Me: "I just started in my first marketing manager position at a tech startup company and I have the full responsibility for marketing. I really spend a lot of time reading and learning from all sorts of sources and I also listen to a lot of podcasts. But I feel that I am having a hard time setting up my goals, doing a strategic plan, etc. and that may cause me to lose track of things not ensuring I aim for the KPI's. Where do I start? How do I determine my strategy and goals?"
Stranger: "Hi Rasmus! I can understand you are looking for career advice. So let me pitch in :) In my own career, I've been a digital one-man army just like you. My experience is that it is good to get out of your own bubble and be open about its challenges. Many experts are extremely passionate and would love to share their knowledge. Try to create a professional network where you can ask questions. I have attended seminars and morning meetings several times, talked to the speaker, and been invited to their company afterward and got one-to-one sparring over a coffee. Also, If you have difficulty defining the strategy, you may also be able to lean on your external partner. If they are a good partner, they will also be willing to help you with the process as they are dependent on revenue from your business. I think the most important thing is to recognize that you do not have all the answers yourself. Be inspired by others and create your own version of the ideas.Since you are in a startup, it is also important to work quickly and get some results, as the economy often depends on the short-term results. So maybe you shouldn't spend as much time making chrome-plated plans (as one typically learns in school), but just get out there and get some results."
As he stated, this is what they don't teach you in school. And this advice turned out to be paramount for my new beginning as a marketing manager. It helped me launch myself into success and later on landed me this job. Passing on this advice to you. And it all started by learning how to network properly.

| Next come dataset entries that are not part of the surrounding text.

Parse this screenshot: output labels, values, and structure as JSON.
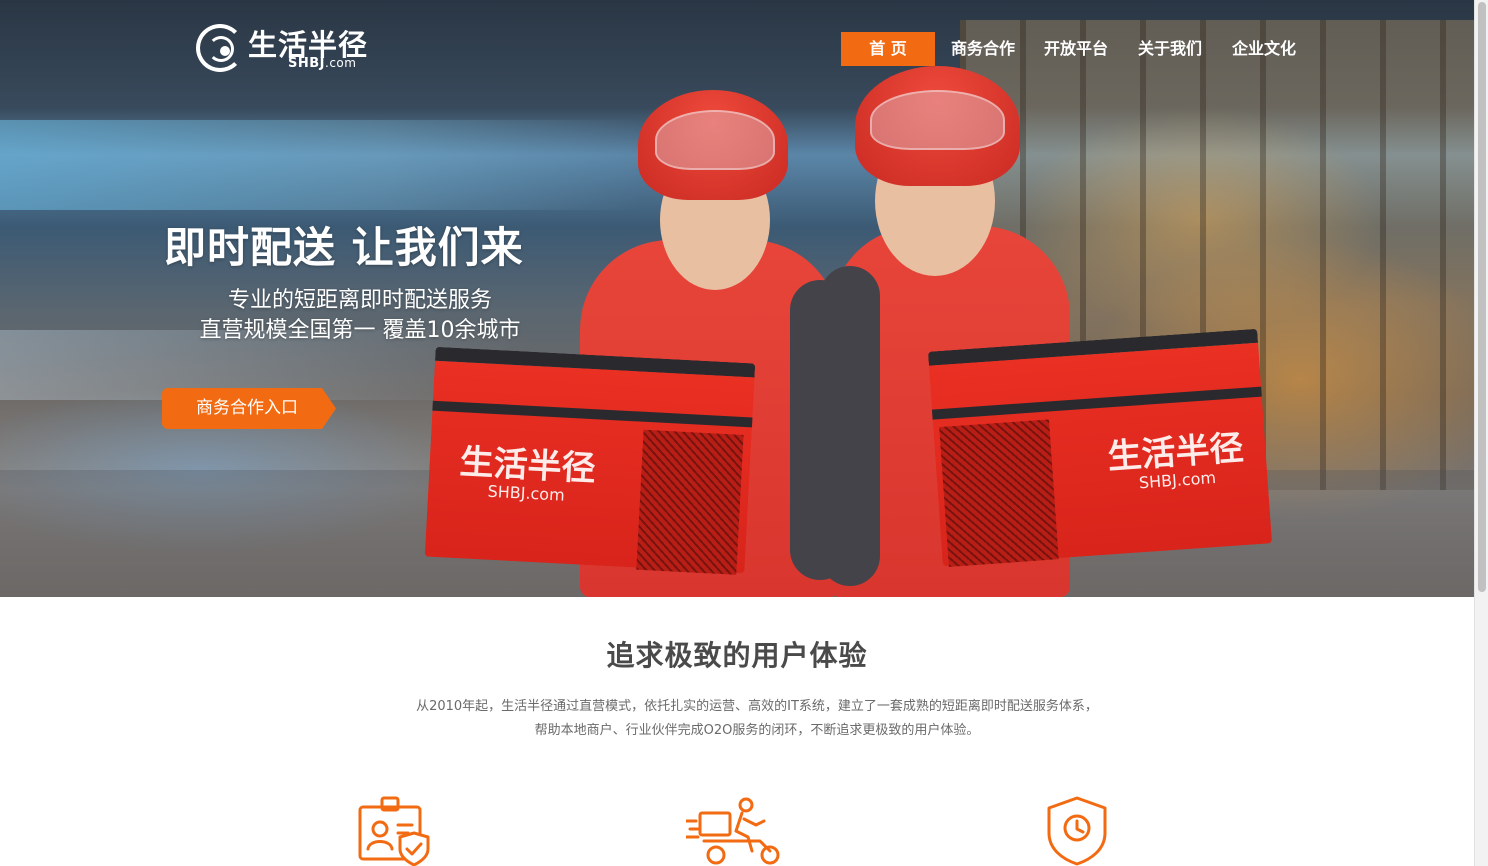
{
  "site": {
    "logo": {
      "cn": "生活半径",
      "en_main": "SHBJ",
      "en_suffix": ".com"
    }
  },
  "nav": {
    "items": [
      {
        "label": "首 页",
        "active": true
      },
      {
        "label": "商务合作",
        "active": false
      },
      {
        "label": "开放平台",
        "active": false
      },
      {
        "label": "关于我们",
        "active": false
      },
      {
        "label": "企业文化",
        "active": false
      }
    ]
  },
  "hero": {
    "title": "即时配送 让我们来",
    "subtitle_line1": "专业的短距离即时配送服务",
    "subtitle_line2": "直营规模全国第一   覆盖10余城市",
    "cta_label": "商务合作入口",
    "bag_brand_cn": "生活半径",
    "bag_brand_en": "SHBJ.com"
  },
  "section": {
    "title": "追求极致的用户体验",
    "desc_line1": "从2010年起，生活半径通过直营模式，依托扎实的运营、高效的IT系统，建立了一套成熟的短距离即时配送服务体系，",
    "desc_line2": "帮助本地商户、行业伙伴完成O2O服务的闭环，不断追求更极致的用户体验。"
  },
  "features": [
    {
      "icon": "verified-id-card-icon"
    },
    {
      "icon": "delivery-scooter-icon"
    },
    {
      "icon": "shield-clock-icon"
    }
  ],
  "colors": {
    "accent": "#f26b12",
    "heading": "#4a4a4a",
    "body_text": "#6a6a6a",
    "white": "#ffffff"
  }
}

Entering the job market in 2020 is never a walk in the park, regardless of how vast your portfolio is (or isn’t). For this reason, creating a strong LinkedIn presence for yourself and showcasing your personal brand of professional skills is essential in this day and age.Don't listen to the door stoppers. Networking with other users and people you might not know on the platform are some of the best ways to build durable connections that will help you succeed in your job search and future career. You don’t necessarily need tens of years of experience under your belt when you know the right people and constantly nurture your professional relationship with them.Your profile is the first thing recruiters or potential employers come in contact with when you show up in your search result, so why not make it worth their time? Who knows whose eye you might catch and land your dream job! Your reach has never been greater than now.